[Dataset items]
+-------+

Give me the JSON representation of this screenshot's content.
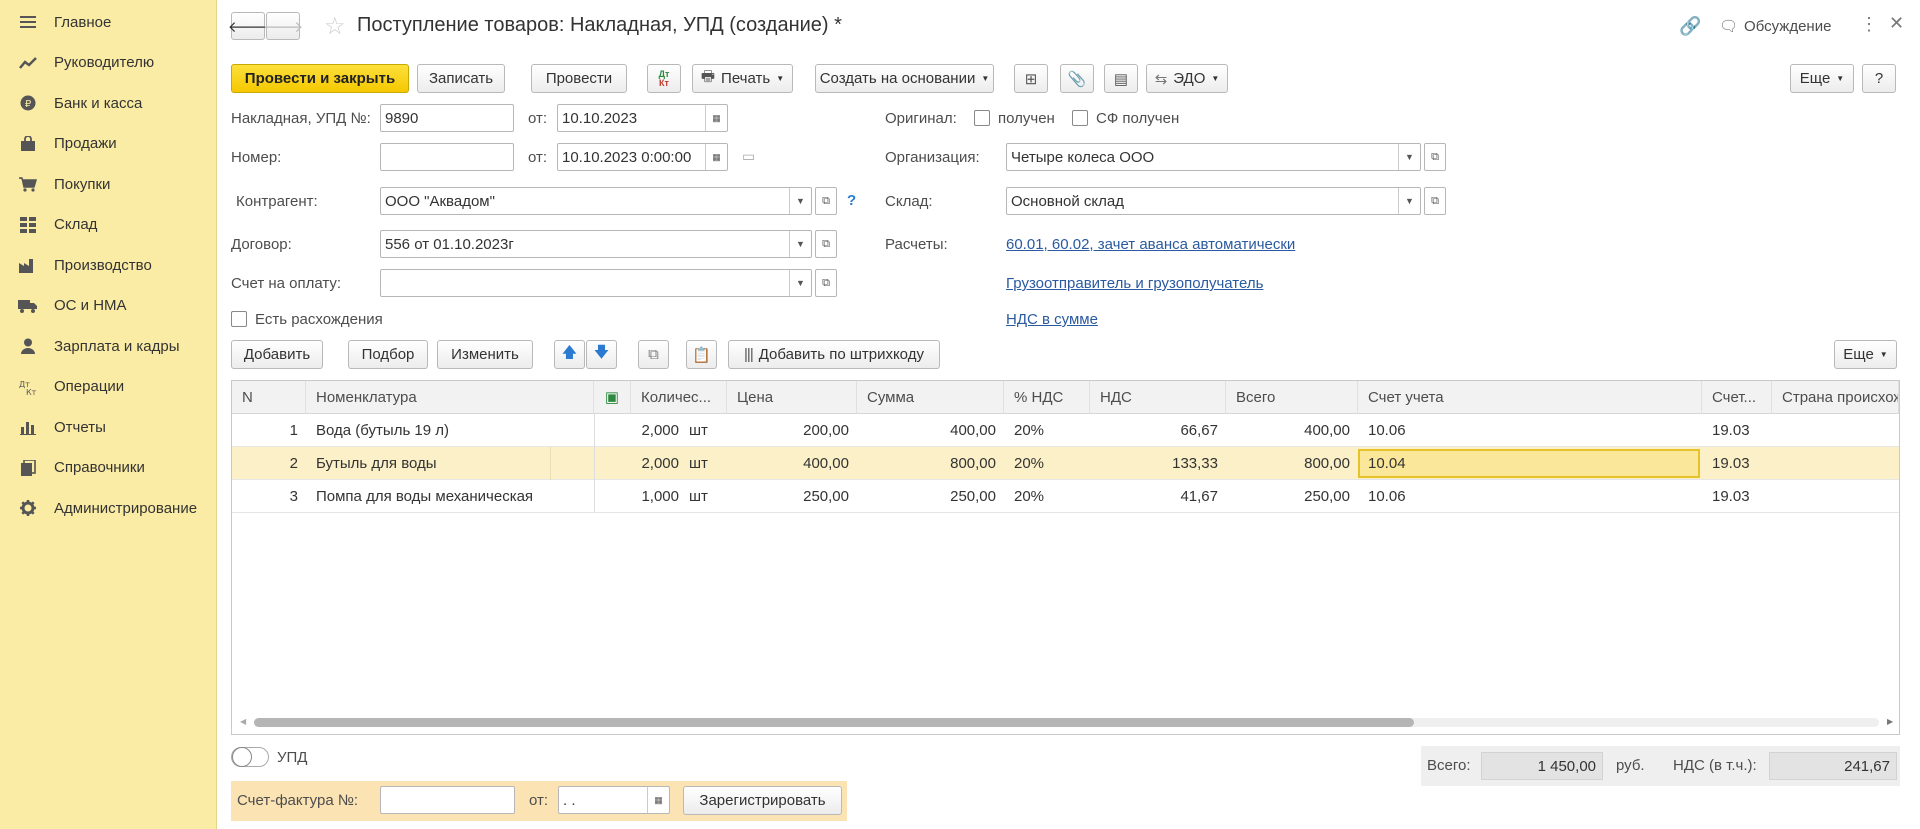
{
  "sidebar": {
    "items": [
      {
        "label": "Главное",
        "icon": "menu-lines-icon"
      },
      {
        "label": "Руководителю",
        "icon": "trend-chart-icon"
      },
      {
        "label": "Банк и касса",
        "icon": "ruble-coin-icon"
      },
      {
        "label": "Продажи",
        "icon": "shopping-bag-icon"
      },
      {
        "label": "Покупки",
        "icon": "shopping-cart-icon"
      },
      {
        "label": "Склад",
        "icon": "warehouse-grid-icon"
      },
      {
        "label": "Производство",
        "icon": "factory-icon"
      },
      {
        "label": "ОС и НМА",
        "icon": "truck-icon"
      },
      {
        "label": "Зарплата и кадры",
        "icon": "person-icon"
      },
      {
        "label": "Операции",
        "icon": "dt-kt-icon"
      },
      {
        "label": "Отчеты",
        "icon": "bar-chart-icon"
      },
      {
        "label": "Справочники",
        "icon": "books-icon"
      },
      {
        "label": "Администрирование",
        "icon": "gear-icon"
      }
    ]
  },
  "header": {
    "title": "Поступление товаров: Накладная, УПД (создание) *",
    "discussion": "Обсуждение"
  },
  "toolbar": {
    "post_close": "Провести и закрыть",
    "save": "Записать",
    "post": "Провести",
    "dtkt": "Дт Кт",
    "print": "Печать",
    "create_based": "Создать на основании",
    "edo": "ЭДО",
    "more": "Еще",
    "help": "?"
  },
  "form": {
    "invoice_no_label": "Накладная, УПД №:",
    "invoice_no": "9890",
    "from_label": "от:",
    "invoice_date": "10.10.2023",
    "number_label": "Номер:",
    "number": "",
    "number_date": "10.10.2023  0:00:00",
    "original_label": "Оригинал:",
    "received_label": "получен",
    "sf_received_label": "СФ получен",
    "org_label": "Организация:",
    "org": "Четыре колеса ООО",
    "counterparty_label": "Контрагент:",
    "counterparty": "ООО \"Аквадом\"",
    "warehouse_label": "Склад:",
    "warehouse": "Основной склад",
    "contract_label": "Договор:",
    "contract": "556 от 01.10.2023г",
    "payments_label": "Расчеты:",
    "payments_link": "60.01, 60.02, зачет аванса автоматически",
    "bill_label": "Счет на оплату:",
    "bill": "",
    "shipper_link": "Грузоотправитель и грузополучатель",
    "vat_link": "НДС в сумме",
    "discrepancy_label": "Есть расхождения"
  },
  "table_toolbar": {
    "add": "Добавить",
    "pick": "Подбор",
    "change": "Изменить",
    "barcode": "Добавить по штрихкоду",
    "more": "Еще"
  },
  "table": {
    "columns": [
      "N",
      "Номенклатура",
      "Количес...",
      "Цена",
      "Сумма",
      "% НДС",
      "НДС",
      "Всего",
      "Счет учета",
      "Счет...",
      "Страна происхож"
    ],
    "rows": [
      {
        "n": "1",
        "name": "Вода (бутыль 19 л)",
        "qty": "2,000",
        "unit": "шт",
        "price": "200,00",
        "sum": "400,00",
        "vat_rate": "20%",
        "vat": "66,67",
        "total": "400,00",
        "account": "10.06",
        "vat_account": "19.03"
      },
      {
        "n": "2",
        "name": "Бутыль для воды",
        "qty": "2,000",
        "unit": "шт",
        "price": "400,00",
        "sum": "800,00",
        "vat_rate": "20%",
        "vat": "133,33",
        "total": "800,00",
        "account": "10.04",
        "vat_account": "19.03"
      },
      {
        "n": "3",
        "name": "Помпа для воды механическая",
        "qty": "1,000",
        "unit": "шт",
        "price": "250,00",
        "sum": "250,00",
        "vat_rate": "20%",
        "vat": "41,67",
        "total": "250,00",
        "account": "10.06",
        "vat_account": "19.03"
      }
    ]
  },
  "footer": {
    "upd_label": "УПД",
    "total_label": "Всего:",
    "total": "1 450,00",
    "currency": "руб.",
    "vat_label": "НДС (в т.ч.):",
    "vat_total": "241,67",
    "sf_label": "Счет-фактура №:",
    "sf_number": "",
    "sf_from_label": "от:",
    "sf_date": " .  .",
    "register": "Зарегистрировать"
  },
  "colors": {
    "sidebar_bg": "#fbeca5",
    "primary_button": "#f5c800",
    "link": "#2a5aa0",
    "selected_row": "#fbf0c7"
  }
}
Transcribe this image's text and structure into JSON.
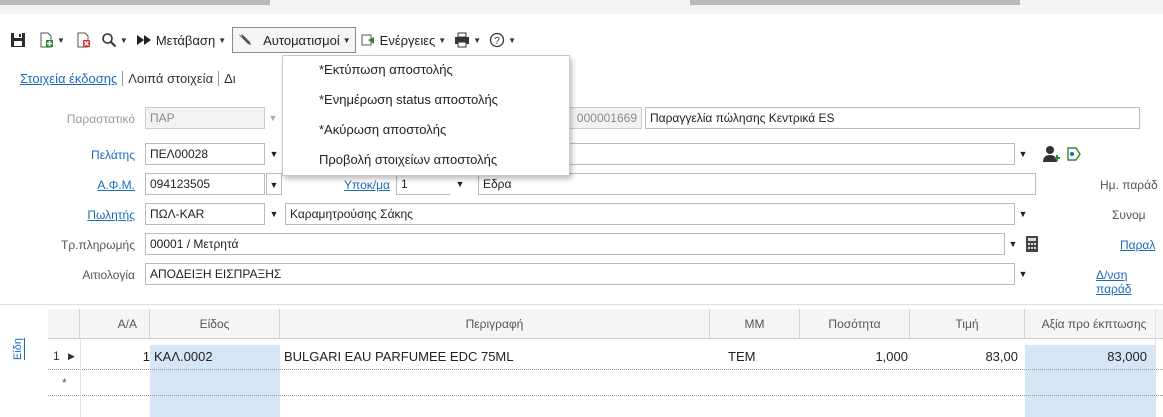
{
  "toolbar": {
    "goto_label": "Μετάβαση",
    "automation_label": "Αυτοματισμοί",
    "actions_label": "Ενέργειες"
  },
  "automation_menu": {
    "items": [
      "*Εκτύπωση αποστολής",
      "*Ενημέρωση status αποστολής",
      "*Ακύρωση αποστολής",
      "Προβολή στοιχείων αποστολής"
    ]
  },
  "tabs": [
    "Στοιχεία έκδοσης",
    "Λοιπά στοιχεία",
    "Δι"
  ],
  "form": {
    "doc_label": "Παραστατικό",
    "doc_value": "ΠΑΡ",
    "doc_number": "000001669",
    "doc_description": "Παραγγελία πώλησης Κεντρικά ES",
    "customer_label": "Πελάτης",
    "customer_value": "ΠΕΛ00028",
    "vat_label": "Α.Φ.Μ.",
    "vat_value": "094123505",
    "branch_label": "Υποκ/μα",
    "branch_value": "1",
    "branch_name": "Εδρα",
    "seller_label": "Πωλητής",
    "seller_value": "ΠΩΛ-KAR",
    "seller_name": "Καραμητρούσης Σάκης",
    "payment_label": "Τρ.πληρωμής",
    "payment_value": "00001 / Μετρητά",
    "reason_label": "Αιτιολογία",
    "reason_value": "ΑΠΟΔΕΙΞΗ ΕΙΣΠΡΑΞΗΣ",
    "right_labels": [
      "Ημ. παράδ",
      "Συνομ",
      "Παραλ",
      "Δ/νση παράδ"
    ]
  },
  "grid": {
    "side_tab": "Είδη",
    "columns": [
      "Α/Α",
      "Είδος",
      "Περιγραφή",
      "ΜΜ",
      "Ποσότητα",
      "Τιμή",
      "Αξία προ έκπτωσης"
    ],
    "rows": [
      {
        "row_num": "1",
        "aa": "1",
        "item": "ΚΑΛ.0002",
        "description": "BULGARI EAU PARFUMEE EDC 75ML",
        "unit": "ΤΕΜ",
        "quantity": "1,000",
        "price": "83,00",
        "value": "83,000"
      }
    ],
    "new_row_marker": "*"
  },
  "colors": {
    "accent": "#1a6bbf",
    "selected_cell": "#d6e6f6"
  }
}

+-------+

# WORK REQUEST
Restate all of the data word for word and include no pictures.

# RESULT OF THE TASK
Give me the JSON representation of this screenshot's content.
{
  "sidebar": {
    "items": [
      {
        "label": "Главное",
        "icon": "menu-lines-icon"
      },
      {
        "label": "Руководителю",
        "icon": "trend-chart-icon"
      },
      {
        "label": "Банк и касса",
        "icon": "ruble-coin-icon"
      },
      {
        "label": "Продажи",
        "icon": "shopping-bag-icon"
      },
      {
        "label": "Покупки",
        "icon": "shopping-cart-icon"
      },
      {
        "label": "Склад",
        "icon": "warehouse-grid-icon"
      },
      {
        "label": "Производство",
        "icon": "factory-icon"
      },
      {
        "label": "ОС и НМА",
        "icon": "truck-icon"
      },
      {
        "label": "Зарплата и кадры",
        "icon": "person-icon"
      },
      {
        "label": "Операции",
        "icon": "dt-kt-icon"
      },
      {
        "label": "Отчеты",
        "icon": "bar-chart-icon"
      },
      {
        "label": "Справочники",
        "icon": "books-icon"
      },
      {
        "label": "Администрирование",
        "icon": "gear-icon"
      }
    ]
  },
  "header": {
    "title": "Поступление товаров: Накладная, УПД (создание) *",
    "discussion": "Обсуждение"
  },
  "toolbar": {
    "post_close": "Провести и закрыть",
    "save": "Записать",
    "post": "Провести",
    "dtkt": "Дт Кт",
    "print": "Печать",
    "create_based": "Создать на основании",
    "edo": "ЭДО",
    "more": "Еще",
    "help": "?"
  },
  "form": {
    "invoice_no_label": "Накладная, УПД №:",
    "invoice_no": "9890",
    "from_label": "от:",
    "invoice_date": "10.10.2023",
    "number_label": "Номер:",
    "number": "",
    "number_date": "10.10.2023  0:00:00",
    "original_label": "Оригинал:",
    "received_label": "получен",
    "sf_received_label": "СФ получен",
    "org_label": "Организация:",
    "org": "Четыре колеса ООО",
    "counterparty_label": "Контрагент:",
    "counterparty": "ООО \"Аквадом\"",
    "warehouse_label": "Склад:",
    "warehouse": "Основной склад",
    "contract_label": "Договор:",
    "contract": "556 от 01.10.2023г",
    "payments_label": "Расчеты:",
    "payments_link": "60.01, 60.02, зачет аванса автоматически",
    "bill_label": "Счет на оплату:",
    "bill": "",
    "shipper_link": "Грузоотправитель и грузополучатель",
    "vat_link": "НДС в сумме",
    "discrepancy_label": "Есть расхождения"
  },
  "table_toolbar": {
    "add": "Добавить",
    "pick": "Подбор",
    "change": "Изменить",
    "barcode": "Добавить по штрихкоду",
    "more": "Еще"
  },
  "table": {
    "columns": [
      "N",
      "Номенклатура",
      "Количес...",
      "Цена",
      "Сумма",
      "% НДС",
      "НДС",
      "Всего",
      "Счет учета",
      "Счет...",
      "Страна происхож"
    ],
    "rows": [
      {
        "n": "1",
        "name": "Вода (бутыль 19 л)",
        "qty": "2,000",
        "unit": "шт",
        "price": "200,00",
        "sum": "400,00",
        "vat_rate": "20%",
        "vat": "66,67",
        "total": "400,00",
        "account": "10.06",
        "vat_account": "19.03"
      },
      {
        "n": "2",
        "name": "Бутыль для воды",
        "qty": "2,000",
        "unit": "шт",
        "price": "400,00",
        "sum": "800,00",
        "vat_rate": "20%",
        "vat": "133,33",
        "total": "800,00",
        "account": "10.04",
        "vat_account": "19.03"
      },
      {
        "n": "3",
        "name": "Помпа для воды механическая",
        "qty": "1,000",
        "unit": "шт",
        "price": "250,00",
        "sum": "250,00",
        "vat_rate": "20%",
        "vat": "41,67",
        "total": "250,00",
        "account": "10.06",
        "vat_account": "19.03"
      }
    ]
  },
  "footer": {
    "upd_label": "УПД",
    "total_label": "Всего:",
    "total": "1 450,00",
    "currency": "руб.",
    "vat_label": "НДС (в т.ч.):",
    "vat_total": "241,67",
    "sf_label": "Счет-фактура №:",
    "sf_number": "",
    "sf_from_label": "от:",
    "sf_date": " .  .",
    "register": "Зарегистрировать"
  },
  "colors": {
    "sidebar_bg": "#fbeca5",
    "primary_button": "#f5c800",
    "link": "#2a5aa0",
    "selected_row": "#fbf0c7"
  }
}
Transcribe this image's text and structure into JSON.
{
  "toolbar": {
    "goto_label": "Μετάβαση",
    "automation_label": "Αυτοματισμοί",
    "actions_label": "Ενέργειες"
  },
  "automation_menu": {
    "items": [
      "*Εκτύπωση αποστολής",
      "*Ενημέρωση status αποστολής",
      "*Ακύρωση αποστολής",
      "Προβολή στοιχείων αποστολής"
    ]
  },
  "tabs": [
    "Στοιχεία έκδοσης",
    "Λοιπά στοιχεία",
    "Δι"
  ],
  "form": {
    "doc_label": "Παραστατικό",
    "doc_value": "ΠΑΡ",
    "doc_number": "000001669",
    "doc_description": "Παραγγελία πώλησης Κεντρικά ES",
    "customer_label": "Πελάτης",
    "customer_value": "ΠΕΛ00028",
    "vat_label": "Α.Φ.Μ.",
    "vat_value": "094123505",
    "branch_label": "Υποκ/μα",
    "branch_value": "1",
    "branch_name": "Εδρα",
    "seller_label": "Πωλητής",
    "seller_value": "ΠΩΛ-KAR",
    "seller_name": "Καραμητρούσης Σάκης",
    "payment_label": "Τρ.πληρωμής",
    "payment_value": "00001 / Μετρητά",
    "reason_label": "Αιτιολογία",
    "reason_value": "ΑΠΟΔΕΙΞΗ ΕΙΣΠΡΑΞΗΣ",
    "right_labels": [
      "Ημ. παράδ",
      "Συνομ",
      "Παραλ",
      "Δ/νση παράδ"
    ]
  },
  "grid": {
    "side_tab": "Είδη",
    "columns": [
      "Α/Α",
      "Είδος",
      "Περιγραφή",
      "ΜΜ",
      "Ποσότητα",
      "Τιμή",
      "Αξία προ έκπτωσης"
    ],
    "rows": [
      {
        "row_num": "1",
        "aa": "1",
        "item": "ΚΑΛ.0002",
        "description": "BULGARI EAU PARFUMEE EDC 75ML",
        "unit": "ΤΕΜ",
        "quantity": "1,000",
        "price": "83,00",
        "value": "83,000"
      }
    ],
    "new_row_marker": "*"
  },
  "colors": {
    "accent": "#1a6bbf",
    "selected_cell": "#d6e6f6"
  }
}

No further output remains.